problem. "Mrs. Davis," she recalled him saying, "I want to be a good Boy Scout. Imgoing to study."Davis said, "He brought those grades up tremendously, from a 1.7 grade point averageto a 2.4."Both Brian Davis, 15, and Aaron "AJ" Kemp, 9, also said that Scouting has inspiredthem to become better people, while Lenell Green, 10, said it has taught him that its OKto be himself.Part of becoming that better person is to learn the Cub Scout promise, understand whatit means, and, hardest still, live it.Both Laurice Green, 11, and Jerome Abbott, 13, found learning the promise difficult but,with perseverance, were able to make it a part of their lives."We would break up into groups and say the promise to each other," Laurice said.Jerome also practiced it at home, mindful of the responsibility that comes with the fun ofbecoming a Boy Scout. "I represent my center," Jerome said. "I want to be as good andnice to people as I possibly can."Male role modelsThat can be a challenge without a few male role models to show them the way, Davisconcedes, since the boys at her center all come from single-parent, female-head-of-household homes. Oftentimes, the maintenance men at the community center pitch inand help the boys with their projects.But male mentors may also be coming from other sources. Davis said that the JolietPolice Department wants to get involved.
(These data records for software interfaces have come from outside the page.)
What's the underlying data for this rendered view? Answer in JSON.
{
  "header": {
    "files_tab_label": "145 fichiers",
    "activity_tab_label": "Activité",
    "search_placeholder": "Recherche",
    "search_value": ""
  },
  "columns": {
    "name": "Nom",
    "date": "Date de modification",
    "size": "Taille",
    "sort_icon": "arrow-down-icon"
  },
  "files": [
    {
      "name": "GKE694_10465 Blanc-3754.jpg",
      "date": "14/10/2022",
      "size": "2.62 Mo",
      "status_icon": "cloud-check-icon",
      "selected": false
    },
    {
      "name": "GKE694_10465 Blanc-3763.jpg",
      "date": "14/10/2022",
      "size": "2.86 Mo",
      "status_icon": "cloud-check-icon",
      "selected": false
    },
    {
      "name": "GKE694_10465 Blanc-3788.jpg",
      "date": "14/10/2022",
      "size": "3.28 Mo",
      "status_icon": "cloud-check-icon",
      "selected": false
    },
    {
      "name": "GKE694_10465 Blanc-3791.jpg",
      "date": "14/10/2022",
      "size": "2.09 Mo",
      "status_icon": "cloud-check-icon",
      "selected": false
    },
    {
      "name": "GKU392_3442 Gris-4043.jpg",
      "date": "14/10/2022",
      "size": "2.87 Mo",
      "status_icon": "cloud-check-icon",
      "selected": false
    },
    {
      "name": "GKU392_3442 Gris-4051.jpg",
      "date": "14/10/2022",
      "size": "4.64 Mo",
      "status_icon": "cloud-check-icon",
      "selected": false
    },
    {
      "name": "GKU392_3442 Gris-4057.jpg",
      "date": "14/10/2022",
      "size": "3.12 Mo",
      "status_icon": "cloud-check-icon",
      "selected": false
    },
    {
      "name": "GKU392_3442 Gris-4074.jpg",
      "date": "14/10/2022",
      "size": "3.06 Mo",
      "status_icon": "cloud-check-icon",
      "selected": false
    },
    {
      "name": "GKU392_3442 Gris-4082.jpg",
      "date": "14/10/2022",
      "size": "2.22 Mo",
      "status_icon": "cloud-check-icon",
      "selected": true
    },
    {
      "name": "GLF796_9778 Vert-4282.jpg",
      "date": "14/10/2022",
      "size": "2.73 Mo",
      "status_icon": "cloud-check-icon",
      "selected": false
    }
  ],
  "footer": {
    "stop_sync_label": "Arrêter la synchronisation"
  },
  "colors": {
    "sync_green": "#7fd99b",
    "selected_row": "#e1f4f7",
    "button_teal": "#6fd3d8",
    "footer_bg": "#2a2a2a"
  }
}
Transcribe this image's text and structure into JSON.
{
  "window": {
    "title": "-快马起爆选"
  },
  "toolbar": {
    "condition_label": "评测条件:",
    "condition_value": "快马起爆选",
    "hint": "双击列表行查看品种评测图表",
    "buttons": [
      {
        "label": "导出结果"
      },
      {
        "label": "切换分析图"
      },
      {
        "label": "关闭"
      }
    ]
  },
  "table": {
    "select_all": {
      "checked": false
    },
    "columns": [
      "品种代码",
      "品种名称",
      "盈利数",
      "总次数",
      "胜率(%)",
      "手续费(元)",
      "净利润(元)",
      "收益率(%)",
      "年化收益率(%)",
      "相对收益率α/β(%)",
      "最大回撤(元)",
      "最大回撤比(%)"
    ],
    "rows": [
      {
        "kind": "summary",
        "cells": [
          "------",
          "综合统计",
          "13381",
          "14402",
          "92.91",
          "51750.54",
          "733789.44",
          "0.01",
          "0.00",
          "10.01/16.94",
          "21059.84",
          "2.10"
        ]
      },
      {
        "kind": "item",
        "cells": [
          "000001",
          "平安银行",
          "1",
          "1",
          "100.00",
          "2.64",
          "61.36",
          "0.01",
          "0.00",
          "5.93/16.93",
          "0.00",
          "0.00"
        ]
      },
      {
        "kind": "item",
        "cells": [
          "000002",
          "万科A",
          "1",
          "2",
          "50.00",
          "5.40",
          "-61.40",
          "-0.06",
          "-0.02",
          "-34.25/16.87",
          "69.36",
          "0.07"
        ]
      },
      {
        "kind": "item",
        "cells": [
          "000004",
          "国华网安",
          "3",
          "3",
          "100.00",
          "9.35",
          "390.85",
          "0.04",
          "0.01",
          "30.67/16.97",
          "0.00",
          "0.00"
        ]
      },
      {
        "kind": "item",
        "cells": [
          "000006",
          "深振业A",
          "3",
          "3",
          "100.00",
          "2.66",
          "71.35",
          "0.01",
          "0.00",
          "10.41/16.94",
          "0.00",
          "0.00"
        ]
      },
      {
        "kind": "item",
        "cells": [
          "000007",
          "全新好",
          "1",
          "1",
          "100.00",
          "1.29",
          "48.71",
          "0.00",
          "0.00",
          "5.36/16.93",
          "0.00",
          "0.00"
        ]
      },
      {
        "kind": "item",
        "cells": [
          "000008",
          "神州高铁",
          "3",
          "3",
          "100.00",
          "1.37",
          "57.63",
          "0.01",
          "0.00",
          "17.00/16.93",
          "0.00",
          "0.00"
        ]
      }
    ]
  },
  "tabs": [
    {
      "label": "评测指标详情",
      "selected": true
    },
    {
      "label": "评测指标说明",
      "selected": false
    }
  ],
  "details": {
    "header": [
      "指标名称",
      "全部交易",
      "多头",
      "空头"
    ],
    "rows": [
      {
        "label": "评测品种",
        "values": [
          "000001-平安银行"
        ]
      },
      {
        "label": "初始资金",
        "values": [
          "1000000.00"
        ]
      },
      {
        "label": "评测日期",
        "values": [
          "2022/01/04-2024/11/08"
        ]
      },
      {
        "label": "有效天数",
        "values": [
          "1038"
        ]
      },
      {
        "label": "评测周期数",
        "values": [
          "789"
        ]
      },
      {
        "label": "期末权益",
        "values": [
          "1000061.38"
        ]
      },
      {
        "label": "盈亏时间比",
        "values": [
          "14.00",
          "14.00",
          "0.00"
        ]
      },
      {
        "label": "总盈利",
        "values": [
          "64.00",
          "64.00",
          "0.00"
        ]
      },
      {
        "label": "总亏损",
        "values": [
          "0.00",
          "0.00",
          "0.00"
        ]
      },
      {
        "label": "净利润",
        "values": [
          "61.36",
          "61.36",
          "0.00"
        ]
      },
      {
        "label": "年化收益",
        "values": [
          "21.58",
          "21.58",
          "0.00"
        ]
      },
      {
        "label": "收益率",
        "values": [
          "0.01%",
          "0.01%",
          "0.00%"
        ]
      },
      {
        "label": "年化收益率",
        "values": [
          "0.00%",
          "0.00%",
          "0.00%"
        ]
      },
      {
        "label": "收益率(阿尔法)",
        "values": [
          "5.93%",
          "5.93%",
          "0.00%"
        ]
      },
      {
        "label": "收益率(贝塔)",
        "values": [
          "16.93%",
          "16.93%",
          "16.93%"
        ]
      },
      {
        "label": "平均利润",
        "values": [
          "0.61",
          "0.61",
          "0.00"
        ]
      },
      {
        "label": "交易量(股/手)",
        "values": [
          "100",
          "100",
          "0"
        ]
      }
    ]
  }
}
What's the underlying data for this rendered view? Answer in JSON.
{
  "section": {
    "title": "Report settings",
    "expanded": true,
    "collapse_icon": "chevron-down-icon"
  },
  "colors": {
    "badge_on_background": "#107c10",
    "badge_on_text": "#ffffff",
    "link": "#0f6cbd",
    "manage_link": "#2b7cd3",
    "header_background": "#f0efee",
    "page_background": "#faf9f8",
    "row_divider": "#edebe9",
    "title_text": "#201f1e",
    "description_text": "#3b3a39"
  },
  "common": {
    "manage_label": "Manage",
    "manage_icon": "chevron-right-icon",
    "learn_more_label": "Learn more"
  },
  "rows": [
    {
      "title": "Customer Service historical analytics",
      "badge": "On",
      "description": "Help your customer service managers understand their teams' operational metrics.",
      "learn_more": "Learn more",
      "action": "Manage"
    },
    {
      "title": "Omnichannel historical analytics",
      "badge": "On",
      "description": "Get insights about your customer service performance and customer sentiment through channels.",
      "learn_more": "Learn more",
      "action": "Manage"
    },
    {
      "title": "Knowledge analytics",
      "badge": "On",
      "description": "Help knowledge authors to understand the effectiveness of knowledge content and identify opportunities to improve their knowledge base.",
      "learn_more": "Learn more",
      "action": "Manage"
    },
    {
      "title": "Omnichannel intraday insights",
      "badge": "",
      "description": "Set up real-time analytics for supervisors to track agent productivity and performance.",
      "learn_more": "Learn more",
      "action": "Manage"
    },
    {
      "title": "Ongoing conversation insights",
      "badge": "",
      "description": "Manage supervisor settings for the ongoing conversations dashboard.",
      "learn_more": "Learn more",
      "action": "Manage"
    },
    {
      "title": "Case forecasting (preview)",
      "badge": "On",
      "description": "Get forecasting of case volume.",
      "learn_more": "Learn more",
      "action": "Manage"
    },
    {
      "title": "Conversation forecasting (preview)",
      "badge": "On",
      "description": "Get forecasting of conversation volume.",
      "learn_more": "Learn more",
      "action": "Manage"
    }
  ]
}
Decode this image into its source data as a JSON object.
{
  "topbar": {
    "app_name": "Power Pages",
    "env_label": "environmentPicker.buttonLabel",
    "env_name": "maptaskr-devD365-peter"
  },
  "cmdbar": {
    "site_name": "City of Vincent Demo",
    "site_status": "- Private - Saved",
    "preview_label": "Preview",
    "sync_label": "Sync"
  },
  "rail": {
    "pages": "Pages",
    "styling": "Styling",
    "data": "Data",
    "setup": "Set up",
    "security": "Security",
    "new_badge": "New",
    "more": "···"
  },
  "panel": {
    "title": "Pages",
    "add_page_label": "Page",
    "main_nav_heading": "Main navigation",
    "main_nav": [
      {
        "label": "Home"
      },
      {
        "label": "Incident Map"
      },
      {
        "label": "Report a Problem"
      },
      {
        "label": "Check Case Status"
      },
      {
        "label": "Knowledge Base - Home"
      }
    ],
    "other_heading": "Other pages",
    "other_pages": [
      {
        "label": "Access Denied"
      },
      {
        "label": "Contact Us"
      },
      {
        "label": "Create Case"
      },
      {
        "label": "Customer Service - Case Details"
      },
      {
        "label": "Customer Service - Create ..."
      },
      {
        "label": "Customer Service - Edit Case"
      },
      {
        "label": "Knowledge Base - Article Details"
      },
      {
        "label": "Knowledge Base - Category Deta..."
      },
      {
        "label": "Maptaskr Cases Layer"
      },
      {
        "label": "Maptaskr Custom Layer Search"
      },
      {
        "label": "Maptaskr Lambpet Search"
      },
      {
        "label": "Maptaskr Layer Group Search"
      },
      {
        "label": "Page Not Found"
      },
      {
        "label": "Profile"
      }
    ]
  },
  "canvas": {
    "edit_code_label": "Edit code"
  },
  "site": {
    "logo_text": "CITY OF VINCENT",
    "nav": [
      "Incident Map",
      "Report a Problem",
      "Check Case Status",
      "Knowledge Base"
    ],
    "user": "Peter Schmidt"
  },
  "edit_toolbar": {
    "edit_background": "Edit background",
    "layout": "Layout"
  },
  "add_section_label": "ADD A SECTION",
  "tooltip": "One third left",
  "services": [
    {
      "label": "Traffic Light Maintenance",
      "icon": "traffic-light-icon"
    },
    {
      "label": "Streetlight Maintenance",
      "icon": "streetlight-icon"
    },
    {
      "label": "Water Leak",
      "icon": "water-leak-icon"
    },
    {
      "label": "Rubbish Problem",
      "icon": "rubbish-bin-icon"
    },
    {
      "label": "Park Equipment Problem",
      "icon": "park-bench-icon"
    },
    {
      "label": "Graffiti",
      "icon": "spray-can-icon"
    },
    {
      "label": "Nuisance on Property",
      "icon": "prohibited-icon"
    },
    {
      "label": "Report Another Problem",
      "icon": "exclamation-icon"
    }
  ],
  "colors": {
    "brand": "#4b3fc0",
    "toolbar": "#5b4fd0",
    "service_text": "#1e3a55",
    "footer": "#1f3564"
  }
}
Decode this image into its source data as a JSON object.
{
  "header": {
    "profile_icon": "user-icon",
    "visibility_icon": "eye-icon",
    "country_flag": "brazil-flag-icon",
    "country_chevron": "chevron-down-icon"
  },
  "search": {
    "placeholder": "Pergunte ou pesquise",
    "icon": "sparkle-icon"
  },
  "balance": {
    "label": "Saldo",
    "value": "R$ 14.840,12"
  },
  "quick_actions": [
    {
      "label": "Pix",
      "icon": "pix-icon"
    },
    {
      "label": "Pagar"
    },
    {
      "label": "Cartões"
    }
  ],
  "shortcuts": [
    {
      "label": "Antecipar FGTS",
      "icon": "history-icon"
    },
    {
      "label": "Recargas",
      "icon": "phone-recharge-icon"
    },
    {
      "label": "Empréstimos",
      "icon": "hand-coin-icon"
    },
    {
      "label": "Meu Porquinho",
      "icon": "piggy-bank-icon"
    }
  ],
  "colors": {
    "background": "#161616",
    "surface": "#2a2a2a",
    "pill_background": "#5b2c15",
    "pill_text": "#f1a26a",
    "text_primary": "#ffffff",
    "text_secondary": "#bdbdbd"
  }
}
Hughes said that an East Side Elks group alsohopes to work soon with the boys, too.